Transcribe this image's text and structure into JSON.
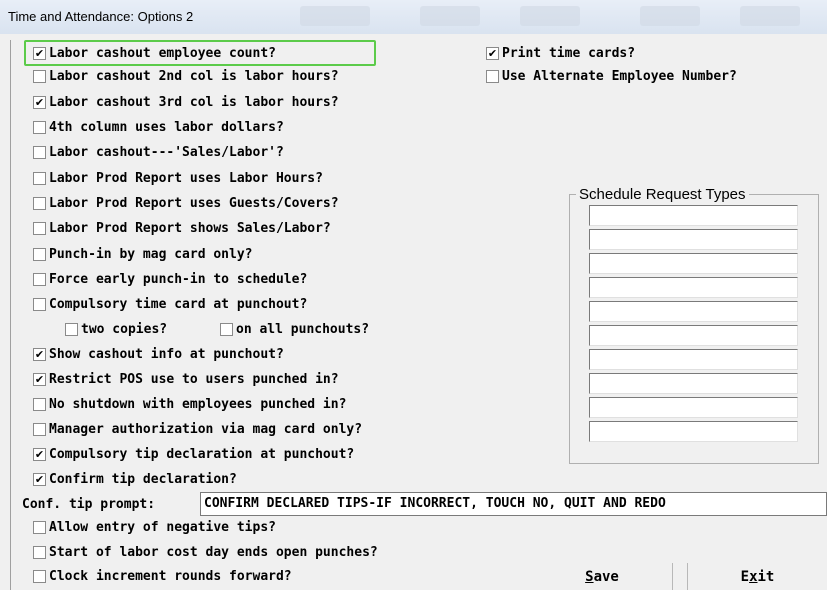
{
  "window": {
    "title": "Time and Attendance: Options 2"
  },
  "left_options": [
    {
      "label": "Labor cashout employee count?",
      "checked": true
    },
    {
      "label": "Labor cashout 2nd col is labor hours?",
      "checked": false
    },
    {
      "label": "Labor cashout 3rd col is labor hours?",
      "checked": true
    },
    {
      "label": "4th column uses labor dollars?",
      "checked": false
    },
    {
      "label": "Labor cashout---'Sales/Labor'?",
      "checked": false
    },
    {
      "label": "Labor Prod Report uses Labor Hours?",
      "checked": false
    },
    {
      "label": "Labor Prod Report uses Guests/Covers?",
      "checked": false
    },
    {
      "label": "Labor Prod Report shows Sales/Labor?",
      "checked": false
    },
    {
      "label": "Punch-in by mag card only?",
      "checked": false
    },
    {
      "label": "Force early punch-in to schedule?",
      "checked": false
    },
    {
      "label": "Compulsory time card at punchout?",
      "checked": false
    },
    {
      "label": "two copies?",
      "checked": false
    },
    {
      "label": "on all punchouts?",
      "checked": false
    },
    {
      "label": "Show cashout info at punchout?",
      "checked": true
    },
    {
      "label": "Restrict POS use to users punched in?",
      "checked": true
    },
    {
      "label": "No shutdown with employees punched in?",
      "checked": false
    },
    {
      "label": "Manager authorization via mag card only?",
      "checked": false
    },
    {
      "label": "Compulsory tip declaration at punchout?",
      "checked": true
    },
    {
      "label": "Confirm tip declaration?",
      "checked": true
    },
    {
      "label": "Allow entry of negative tips?",
      "checked": false
    },
    {
      "label": "Start of labor cost day ends open punches?",
      "checked": false
    },
    {
      "label": "Clock increment rounds forward?",
      "checked": false
    }
  ],
  "right_options": [
    {
      "label": "Print time cards?",
      "checked": true
    },
    {
      "label": "Use Alternate Employee Number?",
      "checked": false
    }
  ],
  "schedule_request_types": {
    "title": "Schedule Request Types",
    "entries": [
      "",
      "",
      "",
      "",
      "",
      "",
      "",
      "",
      "",
      ""
    ]
  },
  "tip_prompt": {
    "label": "Conf. tip prompt:",
    "value": "CONFIRM DECLARED TIPS-IF INCORRECT, TOUCH NO, QUIT AND REDO"
  },
  "buttons": {
    "save": {
      "prefix": "",
      "mnemonic": "S",
      "suffix": "ave"
    },
    "exit": {
      "prefix": "E",
      "mnemonic": "x",
      "suffix": "it"
    }
  }
}
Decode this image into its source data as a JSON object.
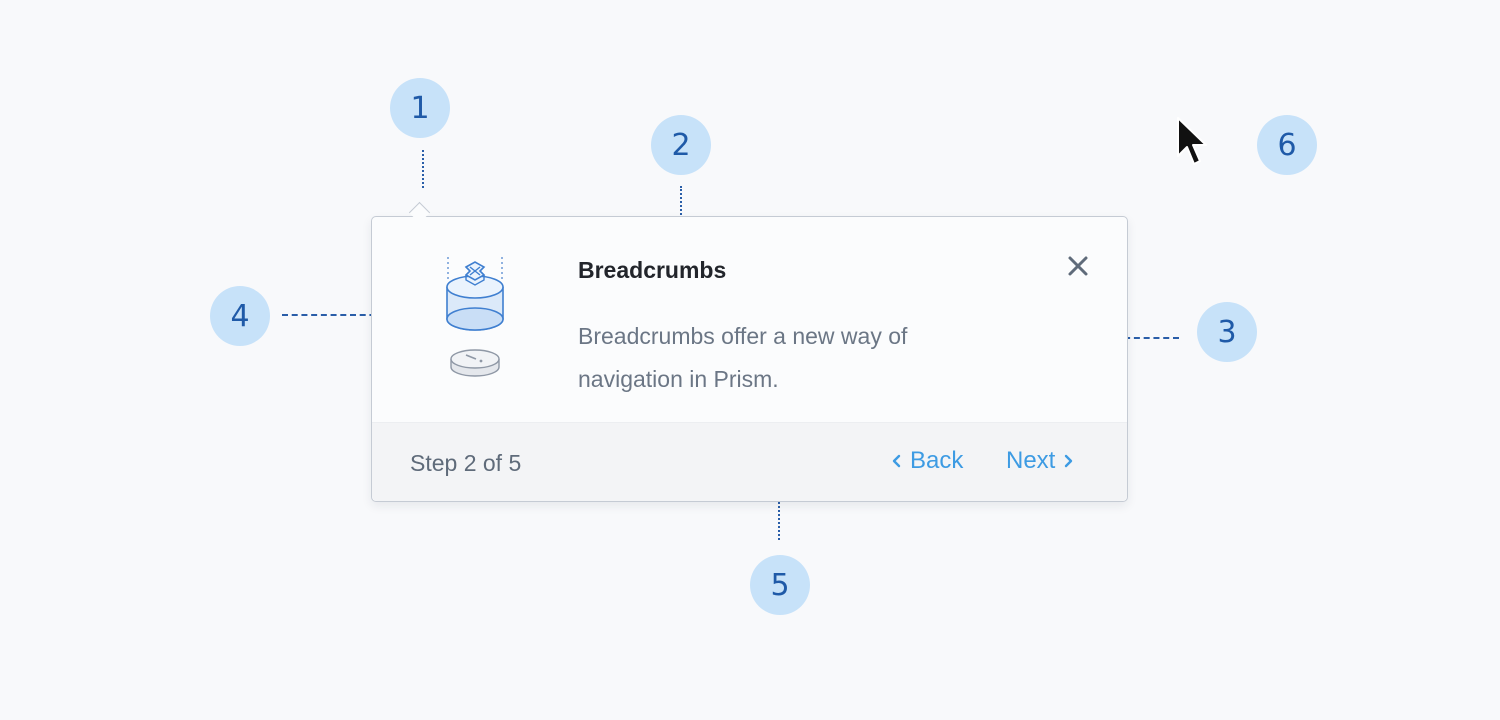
{
  "markers": [
    "1",
    "2",
    "3",
    "4",
    "5",
    "6"
  ],
  "tooltip": {
    "title": "Breadcrumbs",
    "body": "Breadcrumbs offer a new way of navigation in Prism.",
    "step": "Step 2 of 5",
    "back_label": "Back",
    "next_label": "Next"
  },
  "icons": {
    "close": "close-icon",
    "back": "chevron-left-icon",
    "next": "chevron-right-icon",
    "illustration": "prism-cylinder-illustration",
    "pointer": "mouse-pointer-icon"
  },
  "colors": {
    "marker_bg": "#c7e2f9",
    "marker_text": "#1f5aa8",
    "link": "#3d9be3",
    "title": "#22252b",
    "body": "#6b7685"
  }
}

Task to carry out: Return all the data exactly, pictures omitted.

Solution for this task:
Transcribe this image's text and structure into JSON.
{
  "window": {
    "title": "Time and Attendance: Options 2"
  },
  "left_options": [
    {
      "label": "Labor cashout employee count?",
      "checked": true
    },
    {
      "label": "Labor cashout 2nd col is labor hours?",
      "checked": false
    },
    {
      "label": "Labor cashout 3rd col is labor hours?",
      "checked": true
    },
    {
      "label": "4th column uses labor dollars?",
      "checked": false
    },
    {
      "label": "Labor cashout---'Sales/Labor'?",
      "checked": false
    },
    {
      "label": "Labor Prod Report uses Labor Hours?",
      "checked": false
    },
    {
      "label": "Labor Prod Report uses Guests/Covers?",
      "checked": false
    },
    {
      "label": "Labor Prod Report shows Sales/Labor?",
      "checked": false
    },
    {
      "label": "Punch-in by mag card only?",
      "checked": false
    },
    {
      "label": "Force early punch-in to schedule?",
      "checked": false
    },
    {
      "label": "Compulsory time card at punchout?",
      "checked": false
    },
    {
      "label": "two copies?",
      "checked": false
    },
    {
      "label": "on all punchouts?",
      "checked": false
    },
    {
      "label": "Show cashout info at punchout?",
      "checked": true
    },
    {
      "label": "Restrict POS use to users punched in?",
      "checked": true
    },
    {
      "label": "No shutdown with employees punched in?",
      "checked": false
    },
    {
      "label": "Manager authorization via mag card only?",
      "checked": false
    },
    {
      "label": "Compulsory tip declaration at punchout?",
      "checked": true
    },
    {
      "label": "Confirm tip declaration?",
      "checked": true
    },
    {
      "label": "Allow entry of negative tips?",
      "checked": false
    },
    {
      "label": "Start of labor cost day ends open punches?",
      "checked": false
    },
    {
      "label": "Clock increment rounds forward?",
      "checked": false
    }
  ],
  "right_options": [
    {
      "label": "Print time cards?",
      "checked": true
    },
    {
      "label": "Use Alternate Employee Number?",
      "checked": false
    }
  ],
  "schedule_request_types": {
    "title": "Schedule Request Types",
    "entries": [
      "",
      "",
      "",
      "",
      "",
      "",
      "",
      "",
      "",
      ""
    ]
  },
  "tip_prompt": {
    "label": "Conf. tip prompt:",
    "value": "CONFIRM DECLARED TIPS-IF INCORRECT, TOUCH NO, QUIT AND REDO"
  },
  "buttons": {
    "save": {
      "prefix": "",
      "mnemonic": "S",
      "suffix": "ave"
    },
    "exit": {
      "prefix": "E",
      "mnemonic": "x",
      "suffix": "it"
    }
  }
}
Decode this image into its source data as a JSON object.
{
  "markers": [
    "1",
    "2",
    "3",
    "4",
    "5",
    "6"
  ],
  "tooltip": {
    "title": "Breadcrumbs",
    "body": "Breadcrumbs offer a new way of navigation in Prism.",
    "step": "Step 2 of 5",
    "back_label": "Back",
    "next_label": "Next"
  },
  "icons": {
    "close": "close-icon",
    "back": "chevron-left-icon",
    "next": "chevron-right-icon",
    "illustration": "prism-cylinder-illustration",
    "pointer": "mouse-pointer-icon"
  },
  "colors": {
    "marker_bg": "#c7e2f9",
    "marker_text": "#1f5aa8",
    "link": "#3d9be3",
    "title": "#22252b",
    "body": "#6b7685"
  }
}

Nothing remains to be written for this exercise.